Christmas also brought more proof that the so-called Arab Spring is turning into a Christian Winter for the region’s beleaguered Christian population. The day after Christmas, Egyptian president Mohamed Morsi signed a new Egyptian constitution into law. Approved by referendum, the new Sharia-based constitution was written by Morsi’s Muslim Brotherhood and its Salafist allies, and Christians and other religious minorities fear it will leave them with little legal protection.
Also last week, a United Nations panel stated that the Syrian civil war is increasingly divided on ethnic and religious lines. “As battles between government forces and anti-government armed groups approach the end of their second year, the conflict has become overtly sectarian in nature,” the panel stated.
Most Syrians are Sunni Muslims, but an estimated 10 percent are Christians, and they have been the primary targets of Radical Islamist groups since the country’s civil war started.
Finally, in early December, ChinaAid, an organization that documents persecution of Chinese Christians, revealed that in 2011, the number of Christians detained for their religious beliefs grew 132 percent from 2010. Preliminary reports suggest persecution of Christians by the Chinese government may have grown even more in 2012.
The escalating oppression of Christians worldwide is the subject of an enlightening new book titled Christianophobia: A Faith Under Attack, by Rupert Shortt.
Shortt, religion editor of The Times Literary Supplement, argues that while all religions face discrimination and persecution in some form, Christians have been facing unprecedented attacks, especially in Africa, Asia and the Middle East.
Shortt quotes estimates that between half and two-thirds of Christians in the Middle East have fled or been killed over the last 100 years. He also estimates that some 200 million Christians worldwide are “socially disadvantaged, harassed or actively oppressed for their beliefs.”
Shortt’s analysis concurs with conclusions made by the U.S. Commission on International Religious Freedom. In its 2012 report, the USCIRF stated:

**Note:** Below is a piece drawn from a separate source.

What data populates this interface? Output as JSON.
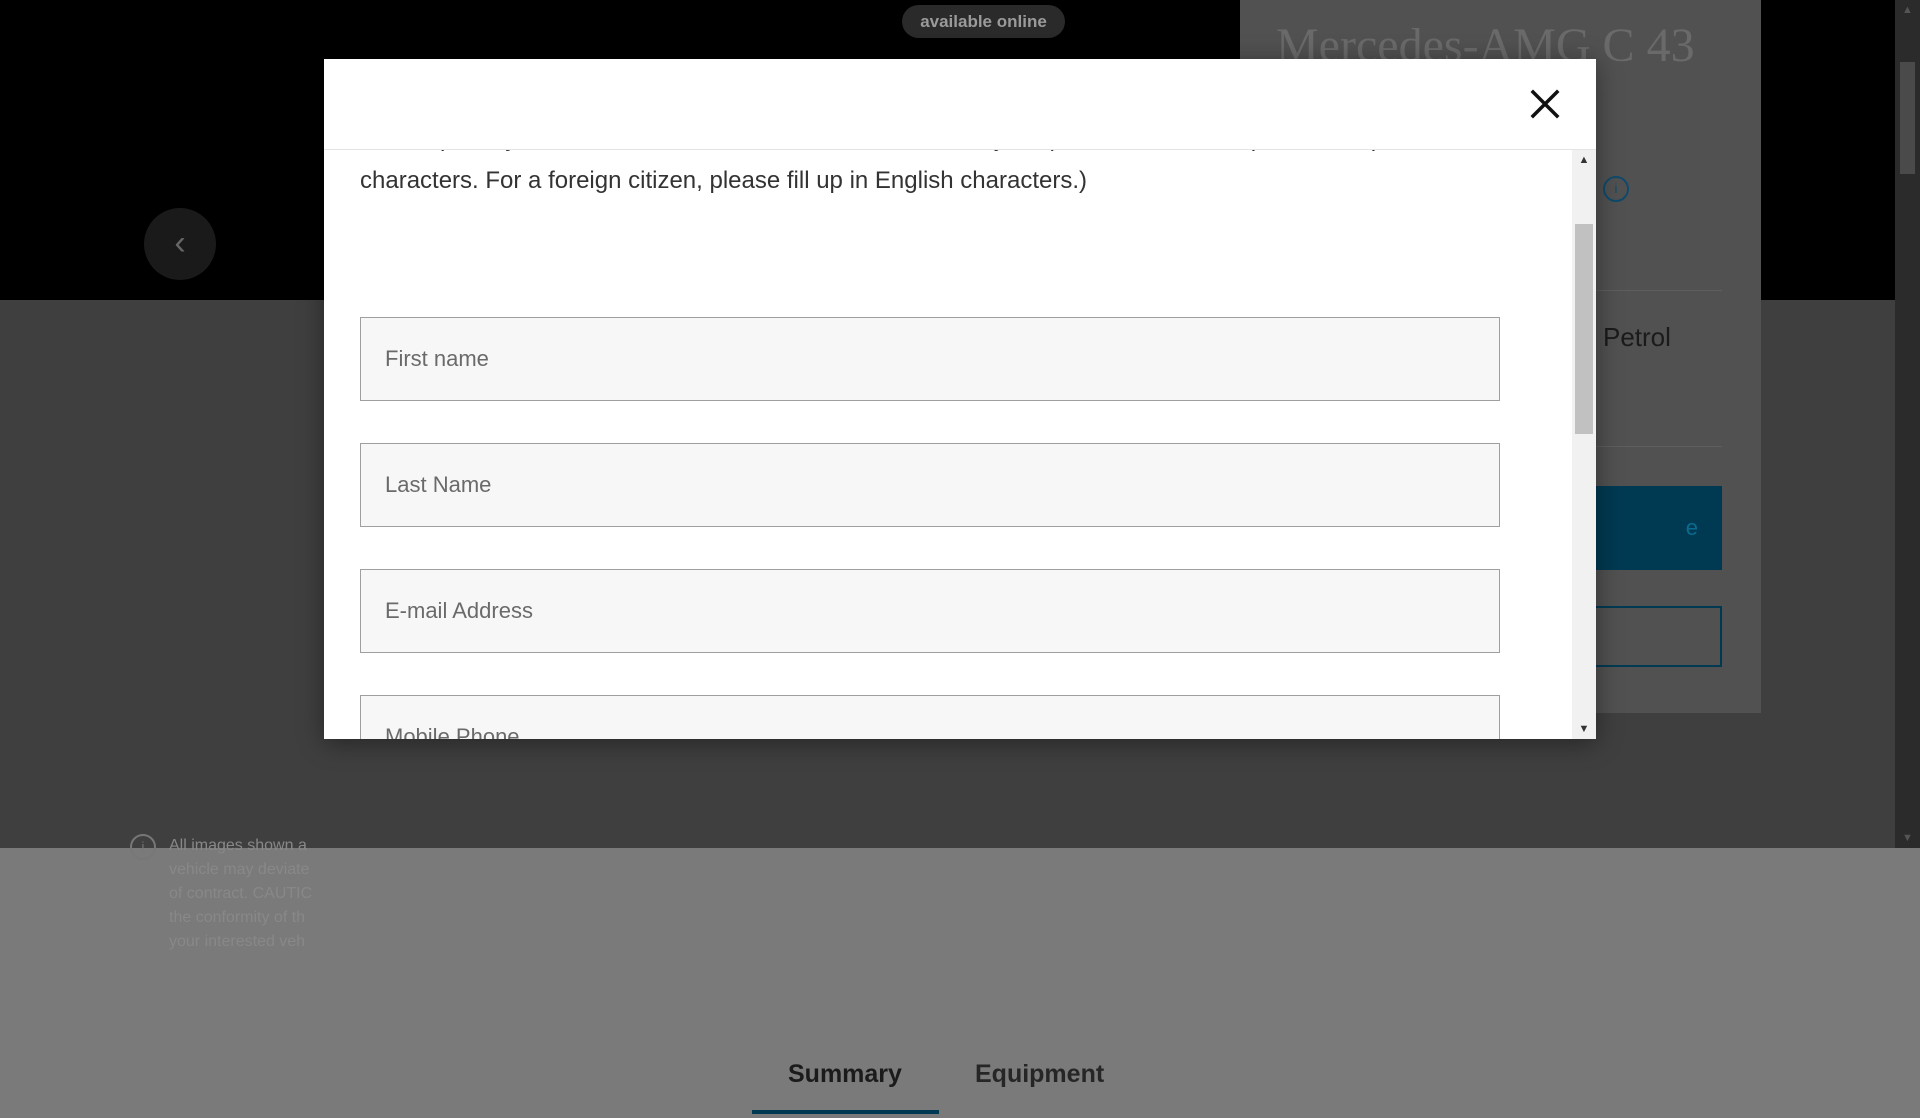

Over the past year, while economic woes captured world headlines, an ongoing crisis of equal breadth and scope frequently went unnoticed. Across the global landscape, the pivotal human right of religious freedom was under escalating attack. To an alarming extent, freedom of thought, conscience, and religion or belief was being curtailed, often threatening the safety and survival of innocent persons, including members of religious minorities.
The Pew Forum on Religion and Public Life has come to a similar conclusion. In a September 2012 report called “Rising Tide of Restrictions on Religion,” Pew estimated that “75 percent of the world’s population lives in countries where governments, social groups or individuals restrict people’s ability to freely practice their faith.”
According to Pew, from mid-2007 to mid-2010, the number of countries with very high government restrictions on religion grew from 10 to 18, as 10 countries (most of them with Muslim governments) were added to the “very high” category and only two were removed. According to Pew’s estimates, the number of countries with low levels of government restrictions on religious practice dropped from 117 (59 percent of all countries) to 94 (48 percent of all countries).
We’ve been told that “Islamophobia” is a real and increasing phenomenon throughout the world. But hatred of, and discrimination against, Christians and other religious minorities is a much more pervasive problem. And it’s a problem that will not improve until the world begins to acknowledge where the real threat to religious freedom comes from.
Former presidential candidate Gary Bauer is president of American Values and chairman of the Campaign for Working Families.